  -a, --lat		geographical latitude of observer: -90° to 90°
  -o, --lon		geographical longitude of oberserver: -180° to 180°
  -q, --query		query coordinates using the geonames.org geolocation service
  -l, --local		query local timezone using the geonames.org geolocation service
  -z, --timezone	override system timezone (TZ environment variable)
  -u, --universal	use universial time for parsing and formatting
  -h, --help		show usage help
  -v, --version		show version

Note: A combination of --lat & --lon or --query is required.

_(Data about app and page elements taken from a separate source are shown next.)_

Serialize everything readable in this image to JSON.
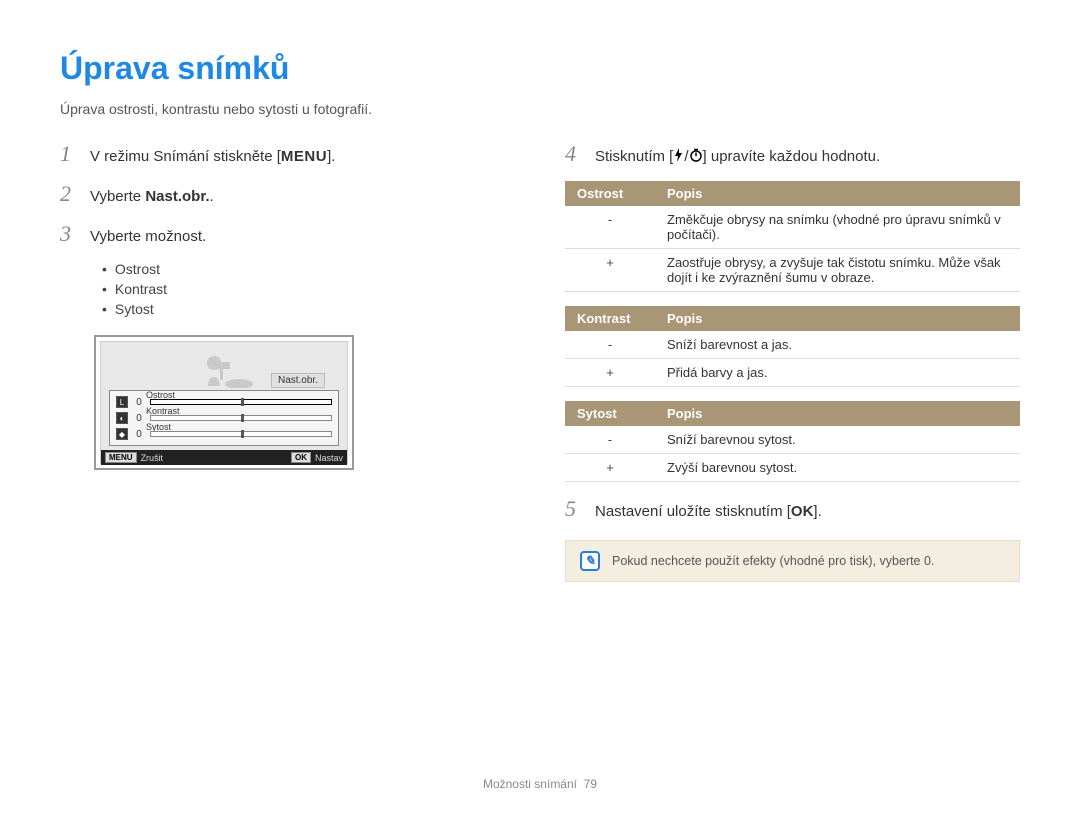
{
  "title": "Úprava snímků",
  "subtitle": "Úprava ostrosti, kontrastu nebo sytosti u fotografií.",
  "left": {
    "step1_pre": "V režimu Snímání stiskněte [",
    "step1_menu": "MENU",
    "step1_post": "].",
    "step2_pre": "Vyberte ",
    "step2_bold": "Nast.obr.",
    "step2_post": ".",
    "step3": "Vyberte možnost.",
    "bullets": [
      "Ostrost",
      "Kontrast",
      "Sytost"
    ]
  },
  "lcd": {
    "tag": "Nast.obr.",
    "rows": [
      {
        "icon": "L",
        "val": "0",
        "label": "Ostrost"
      },
      {
        "icon": "◐",
        "val": "0",
        "label": "Kontrast"
      },
      {
        "icon": "◆",
        "val": "0",
        "label": "Sytost"
      }
    ],
    "footer_left_badge": "MENU",
    "footer_left": "Zrušit",
    "footer_right_badge": "OK",
    "footer_right": "Nastav"
  },
  "right": {
    "step4_pre": "Stisknutím [",
    "step4_post": "] upravíte každou hodnotu.",
    "step5_pre": "Nastavení uložíte stisknutím [",
    "step5_post": "].",
    "ok_label": "OK"
  },
  "tables": [
    {
      "headers": [
        "Ostrost",
        "Popis"
      ],
      "rows": [
        {
          "key": "-",
          "desc": "Změkčuje obrysy na snímku (vhodné pro úpravu snímků v počítači)."
        },
        {
          "key": "+",
          "desc": "Zaostřuje obrysy, a zvyšuje tak čistotu snímku. Může však dojít i ke zvýraznění šumu v obraze."
        }
      ]
    },
    {
      "headers": [
        "Kontrast",
        "Popis"
      ],
      "rows": [
        {
          "key": "-",
          "desc": "Sníží barevnost a jas."
        },
        {
          "key": "+",
          "desc": "Přidá barvy a jas."
        }
      ]
    },
    {
      "headers": [
        "Sytost",
        "Popis"
      ],
      "rows": [
        {
          "key": "-",
          "desc": "Sníží barevnou sytost."
        },
        {
          "key": "+",
          "desc": "Zvýší barevnou sytost."
        }
      ]
    }
  ],
  "note": "Pokud nechcete použít efekty (vhodné pro tisk), vyberte 0.",
  "footer": {
    "section": "Možnosti snímání",
    "page": "79"
  }
}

The following special tokens are supported in the --format parameter:

  §J	Julian date of observation
  §d	Diameter in arc seconds
  §e	Distance to object in astronomical units
  §r	Equatorial Coordinates: Right Ascension in degrees
  §d	Equatorial Coordinates: Declincation in degrees
  §a	Horizontal Coordinates: Azimuth in degrees
  §h	Horizontal Coordinates: Altitude in degrees
  §A	Latitude in degrees
  §O	Longitude in degrees
  §s	Azimuth direction (N, E, S, W, NE, ...)

Calcelestial is written by Steffen Vogel <post@steffenvogel.de>
Please report bugs to: https://github.com/stv0g/calcelestial/issues

Examples

The simplest variant uses the Unix tool at(1) to schedule a command at a specific event:

echo ~/bin/turn-lights-on | at $(calcelestial -p sun -m set -q Frankfurt -H civil)

The following cronjobs automate this task everyday with updated times:

0 0 * * * echo 'fnctl stop && fnctl fade -c 000000' | at $(calcelestial -m rise -p sun -q Aachen)
0 0 * * * echo 'fnctl start' | at $(calcelestial -m set -p sun -q Frankfurt)

The tool nvram-wakeup, can be used to turn on the system everyday 10 minutes before sunrise in Berlin:

nvram-wakeup -s $(date -d "$(calcelestial -m rise -p sun -q Berlin --format %+)" -10 minutes" +%s)

Or alternatively, the system can be shut down 10 minutes after sunset:

shutdown $(date -d "$(calcelestial -m rise -p sun --lat=50.55 --lon=-6.2 --format %+) +10 minutes" +%H:%M)

The current position of the moon can be estimated with:

calcelestial -p moon -q Aachen -f "az: §a alt: §h"

License

calcelestial is licensed under GPLv3.

Author

calcelestial is written by Steffen Vogel post@steffenvogel.de